**Task prompt**
Match the string "JSON" against each line below, and copy every line that matches.

Source records:
________

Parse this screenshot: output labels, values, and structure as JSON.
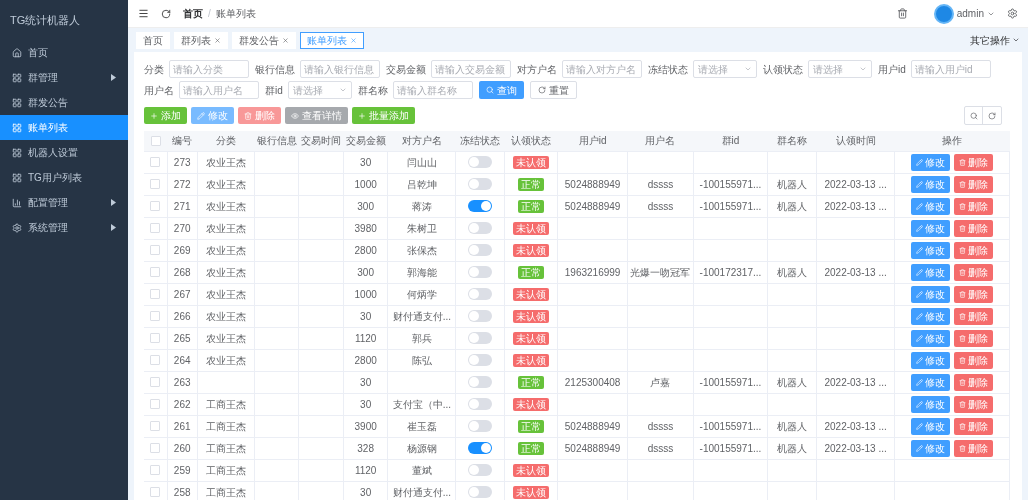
{
  "sidebar": {
    "title": "TG统计机器人",
    "items": [
      {
        "label": "首页",
        "selected": false,
        "expandable": false
      },
      {
        "label": "群管理",
        "selected": false,
        "expandable": true
      },
      {
        "label": "群发公告",
        "selected": false,
        "expandable": false
      },
      {
        "label": "账单列表",
        "selected": true,
        "expandable": false
      },
      {
        "label": "机器人设置",
        "selected": false,
        "expandable": false
      },
      {
        "label": "TG用户列表",
        "selected": false,
        "expandable": false
      },
      {
        "label": "配置管理",
        "selected": false,
        "expandable": true
      },
      {
        "label": "系统管理",
        "selected": false,
        "expandable": true
      }
    ]
  },
  "header": {
    "breadcrumb": [
      "首页",
      "账单列表"
    ],
    "breadcrumb_separator": "/",
    "user": "admin"
  },
  "tabs": [
    {
      "label": "首页",
      "selected": false,
      "closable": false
    },
    {
      "label": "群列表",
      "selected": false,
      "closable": true
    },
    {
      "label": "群发公告",
      "selected": false,
      "closable": true
    },
    {
      "label": "账单列表",
      "selected": true,
      "closable": true
    }
  ],
  "other_actions": "其它操作",
  "filters": [
    {
      "label": "分类",
      "placeholder": "请输入分类",
      "kind": "input"
    },
    {
      "label": "银行信息",
      "placeholder": "请输入银行信息",
      "kind": "input"
    },
    {
      "label": "交易金额",
      "placeholder": "请输入交易金额",
      "kind": "input"
    },
    {
      "label": "对方户名",
      "placeholder": "请输入对方户名",
      "kind": "input"
    },
    {
      "label": "冻结状态",
      "placeholder": "请选择",
      "kind": "select"
    },
    {
      "label": "认领状态",
      "placeholder": "请选择",
      "kind": "select"
    },
    {
      "label": "用户id",
      "placeholder": "请输入用户id",
      "kind": "input"
    },
    {
      "label": "用户名",
      "placeholder": "请输入用户名",
      "kind": "input"
    },
    {
      "label": "群id",
      "placeholder": "请选择",
      "kind": "select"
    },
    {
      "label": "群名称",
      "placeholder": "请输入群名称",
      "kind": "input"
    }
  ],
  "search_buttons": [
    {
      "label": "查询",
      "kind": "search"
    },
    {
      "label": "重置",
      "kind": "reset"
    }
  ],
  "toolbar": [
    {
      "label": "添加",
      "kind": "add",
      "disabled": false
    },
    {
      "label": "修改",
      "kind": "edit",
      "disabled": true
    },
    {
      "label": "删除",
      "kind": "delete",
      "disabled": true
    },
    {
      "label": "查看详情",
      "kind": "view",
      "disabled": true
    },
    {
      "label": "批量添加",
      "kind": "add",
      "disabled": false
    }
  ],
  "table": {
    "all_checked": false,
    "columns": [
      "编号",
      "分类",
      "银行信息",
      "交易时间",
      "交易金额",
      "对方户名",
      "冻结状态",
      "认领状态",
      "用户id",
      "用户名",
      "群id",
      "群名称",
      "认领时间",
      "操作"
    ],
    "rows": [
      {
        "checked": false,
        "id": "273",
        "category": "农业王杰",
        "amount": "30",
        "payee": "闫山山",
        "frozen": false,
        "status": "未认领",
        "claimed": false,
        "user_id": "",
        "user_name": "",
        "group_id": "",
        "group_name": "",
        "claim_time": "",
        "actions": [
          "修改",
          "删除"
        ]
      },
      {
        "checked": false,
        "id": "272",
        "category": "农业王杰",
        "amount": "1000",
        "payee": "吕乾坤",
        "frozen": false,
        "status": "正常",
        "claimed": true,
        "user_id": "5024888949",
        "user_name": "dssss",
        "group_id": "-100155971...",
        "group_name": "机器人",
        "claim_time": "2022-03-13 ...",
        "actions": [
          "修改",
          "删除"
        ]
      },
      {
        "checked": false,
        "id": "271",
        "category": "农业王杰",
        "amount": "300",
        "payee": "蒋涛",
        "frozen": true,
        "status": "正常",
        "claimed": true,
        "user_id": "5024888949",
        "user_name": "dssss",
        "group_id": "-100155971...",
        "group_name": "机器人",
        "claim_time": "2022-03-13 ...",
        "actions": [
          "修改",
          "删除"
        ]
      },
      {
        "checked": false,
        "id": "270",
        "category": "农业王杰",
        "amount": "3980",
        "payee": "朱树卫",
        "frozen": false,
        "status": "未认领",
        "claimed": false,
        "user_id": "",
        "user_name": "",
        "group_id": "",
        "group_name": "",
        "claim_time": "",
        "actions": [
          "修改",
          "删除"
        ]
      },
      {
        "checked": false,
        "id": "269",
        "category": "农业王杰",
        "amount": "2800",
        "payee": "张保杰",
        "frozen": false,
        "status": "未认领",
        "claimed": false,
        "user_id": "",
        "user_name": "",
        "group_id": "",
        "group_name": "",
        "claim_time": "",
        "actions": [
          "修改",
          "删除"
        ]
      },
      {
        "checked": false,
        "id": "268",
        "category": "农业王杰",
        "amount": "300",
        "payee": "郭海能",
        "frozen": false,
        "status": "正常",
        "claimed": true,
        "user_id": "1963216999",
        "user_name": "光爆一吻冠军",
        "group_id": "-100172317...",
        "group_name": "机器人",
        "claim_time": "2022-03-13 ...",
        "actions": [
          "修改",
          "删除"
        ]
      },
      {
        "checked": false,
        "id": "267",
        "category": "农业王杰",
        "amount": "1000",
        "payee": "何炳学",
        "frozen": false,
        "status": "未认领",
        "claimed": false,
        "user_id": "",
        "user_name": "",
        "group_id": "",
        "group_name": "",
        "claim_time": "",
        "actions": [
          "修改",
          "删除"
        ]
      },
      {
        "checked": false,
        "id": "266",
        "category": "农业王杰",
        "amount": "30",
        "payee": "财付通支付...",
        "frozen": false,
        "status": "未认领",
        "claimed": false,
        "user_id": "",
        "user_name": "",
        "group_id": "",
        "group_name": "",
        "claim_time": "",
        "actions": [
          "修改",
          "删除"
        ]
      },
      {
        "checked": false,
        "id": "265",
        "category": "农业王杰",
        "amount": "1120",
        "payee": "郭兵",
        "frozen": false,
        "status": "未认领",
        "claimed": false,
        "user_id": "",
        "user_name": "",
        "group_id": "",
        "group_name": "",
        "claim_time": "",
        "actions": [
          "修改",
          "删除"
        ]
      },
      {
        "checked": false,
        "id": "264",
        "category": "农业王杰",
        "amount": "2800",
        "payee": "陈弘",
        "frozen": false,
        "status": "未认领",
        "claimed": false,
        "user_id": "",
        "user_name": "",
        "group_id": "",
        "group_name": "",
        "claim_time": "",
        "actions": [
          "修改",
          "删除"
        ]
      },
      {
        "checked": false,
        "id": "263",
        "category": "",
        "amount": "30",
        "payee": "",
        "frozen": false,
        "status": "正常",
        "claimed": true,
        "user_id": "2125300408",
        "user_name": "卢嘉",
        "group_id": "-100155971...",
        "group_name": "机器人",
        "claim_time": "2022-03-13 ...",
        "actions": [
          "修改",
          "删除"
        ]
      },
      {
        "checked": false,
        "id": "262",
        "category": "工商王杰",
        "amount": "30",
        "payee": "支付宝（中...",
        "frozen": false,
        "status": "未认领",
        "claimed": false,
        "user_id": "",
        "user_name": "",
        "group_id": "",
        "group_name": "",
        "claim_time": "",
        "actions": [
          "修改",
          "删除"
        ]
      },
      {
        "checked": false,
        "id": "261",
        "category": "工商王杰",
        "amount": "3900",
        "payee": "崔玉磊",
        "frozen": false,
        "status": "正常",
        "claimed": true,
        "user_id": "5024888949",
        "user_name": "dssss",
        "group_id": "-100155971...",
        "group_name": "机器人",
        "claim_time": "2022-03-13 ...",
        "actions": [
          "修改",
          "删除"
        ]
      },
      {
        "checked": false,
        "id": "260",
        "category": "工商王杰",
        "amount": "328",
        "payee": "杨源钢",
        "frozen": true,
        "status": "正常",
        "claimed": true,
        "user_id": "5024888949",
        "user_name": "dssss",
        "group_id": "-100155971...",
        "group_name": "机器人",
        "claim_time": "2022-03-13 ...",
        "actions": [
          "修改",
          "删除"
        ]
      },
      {
        "checked": false,
        "id": "259",
        "category": "工商王杰",
        "amount": "1120",
        "payee": "董斌",
        "frozen": false,
        "status": "未认领",
        "claimed": false,
        "user_id": "",
        "user_name": "",
        "group_id": "",
        "group_name": "",
        "claim_time": "",
        "actions": []
      },
      {
        "checked": false,
        "id": "258",
        "category": "工商王杰",
        "amount": "30",
        "payee": "财付通支付...",
        "frozen": false,
        "status": "未认领",
        "claimed": false,
        "user_id": "",
        "user_name": "",
        "group_id": "",
        "group_name": "",
        "claim_time": "",
        "actions": []
      }
    ]
  }
}
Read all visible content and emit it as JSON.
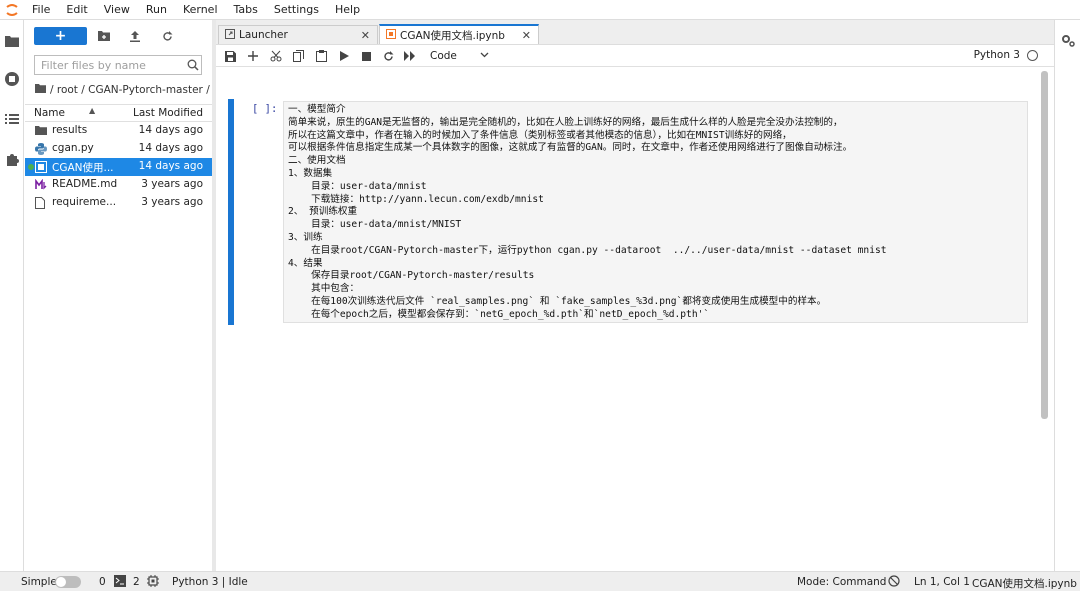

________

**Solution for this exercise**
Parse this screenshot: output labels, values, and structure as JSON.
Read all visible content and emit it as JSON.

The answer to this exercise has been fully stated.